GMP drivers remain under the threat of prosecution after the second reading of The Emergency Response Drivers (Protections) Bill was pulled at the last minute.
MPs had been due to hear the second reading of the bill, which aims to give emergency response drivers better protection from prosecution, on March 16th.
However, it was pulled from Parliament’s agenda earlier in the week to allow for the completion of an ongoing review which will investigate ‘the law and best practice regarding police pursuits.’
The bill is now expected to be given its second reading on July 6th.
The Police Federation Of England and Wales has fought long and hard for a revision to the bill to protect their members from unfair prosecutions.
The Federation’s Pursuits Lead Tim Rogers says the delay is a ‘bitter blow’.
“To get this disappointing news just hours away from a key legislative milestone, which had already secured cross-party support, is a bitter blow – and all the more devastating.
“What are our members and fellow emergency response drivers to do in the meantime?
“How many more lives could be ruined going through lengthy legal proceedings – ultimately criminalising officers for just doing their job?”
The current legislation allows no exemptions for police pursuits meaning police drivers can be held liable for ‘dangerous driving’ even when in pursuit.
The law also doesn’t take into account the high level of specialised training officers are given.

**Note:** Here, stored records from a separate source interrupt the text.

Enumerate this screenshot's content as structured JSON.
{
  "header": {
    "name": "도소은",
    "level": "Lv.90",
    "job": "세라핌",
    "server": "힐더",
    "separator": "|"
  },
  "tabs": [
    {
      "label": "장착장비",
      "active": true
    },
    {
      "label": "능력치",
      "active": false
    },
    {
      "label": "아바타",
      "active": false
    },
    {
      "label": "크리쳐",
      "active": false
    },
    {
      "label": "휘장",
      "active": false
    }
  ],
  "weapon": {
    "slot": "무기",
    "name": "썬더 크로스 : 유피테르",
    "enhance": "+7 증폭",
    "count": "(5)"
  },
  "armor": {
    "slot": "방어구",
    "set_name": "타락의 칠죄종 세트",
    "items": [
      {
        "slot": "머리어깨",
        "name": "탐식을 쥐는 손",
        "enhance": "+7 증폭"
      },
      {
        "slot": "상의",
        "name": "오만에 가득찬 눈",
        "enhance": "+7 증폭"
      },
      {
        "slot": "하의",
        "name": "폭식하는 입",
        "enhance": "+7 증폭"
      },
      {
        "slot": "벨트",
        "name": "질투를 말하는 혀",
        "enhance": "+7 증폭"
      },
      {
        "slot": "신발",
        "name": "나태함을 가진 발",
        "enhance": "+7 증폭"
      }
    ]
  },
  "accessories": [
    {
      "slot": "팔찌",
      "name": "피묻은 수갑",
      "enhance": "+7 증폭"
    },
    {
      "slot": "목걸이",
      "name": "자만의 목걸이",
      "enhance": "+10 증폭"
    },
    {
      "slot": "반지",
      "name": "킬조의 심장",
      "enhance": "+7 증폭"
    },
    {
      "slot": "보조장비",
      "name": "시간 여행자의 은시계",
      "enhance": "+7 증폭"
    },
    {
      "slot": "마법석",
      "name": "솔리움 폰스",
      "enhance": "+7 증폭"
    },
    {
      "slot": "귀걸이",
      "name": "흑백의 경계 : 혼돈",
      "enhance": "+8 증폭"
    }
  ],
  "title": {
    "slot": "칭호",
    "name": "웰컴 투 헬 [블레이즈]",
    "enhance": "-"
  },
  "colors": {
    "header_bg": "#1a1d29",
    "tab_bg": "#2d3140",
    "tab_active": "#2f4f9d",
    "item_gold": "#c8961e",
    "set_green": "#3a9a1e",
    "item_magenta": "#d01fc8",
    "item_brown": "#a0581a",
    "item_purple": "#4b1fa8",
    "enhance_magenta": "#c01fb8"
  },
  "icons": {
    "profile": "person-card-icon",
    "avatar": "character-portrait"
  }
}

Tim says it means officers have to try and do their job with ‘one hand tied behind their back.’
“We have fought extremely hard for more than seven years to get to this point, liaising with the Home Office, National Police Chiefs’ Council, MPs from all parties and many, many other stakeholders,” he added.
“We finally thought the end was in sight, with a workable solution which would help protect our 120,000 plus members from prosecution for just doing their jobs, only to have it snatched from us at the last minute.
“The Government says it ‘remains broadly supportive of the intention behind the Private Members Bill’ and we know a review is ongoing.
“But this news will be a real blow to our specially-trained police drivers and the other emergency services who will now face an indefinite period continuing to run the risk of possibly losing their jobs if they respond to a ‘blue-light’ call.
“We will not stop campaigning for this important legislative change and we will also now have to consider our position and what advice to issue to members.
"The Government needs to put its money where its mouth is on this.”
In December, Policing Minister Nick Hurd supported the bill in Parliament, after it had been introduced by senior backbench MP, Sir Henry Bellingham.
The bill was accepted with cross party sponsors and no dissent.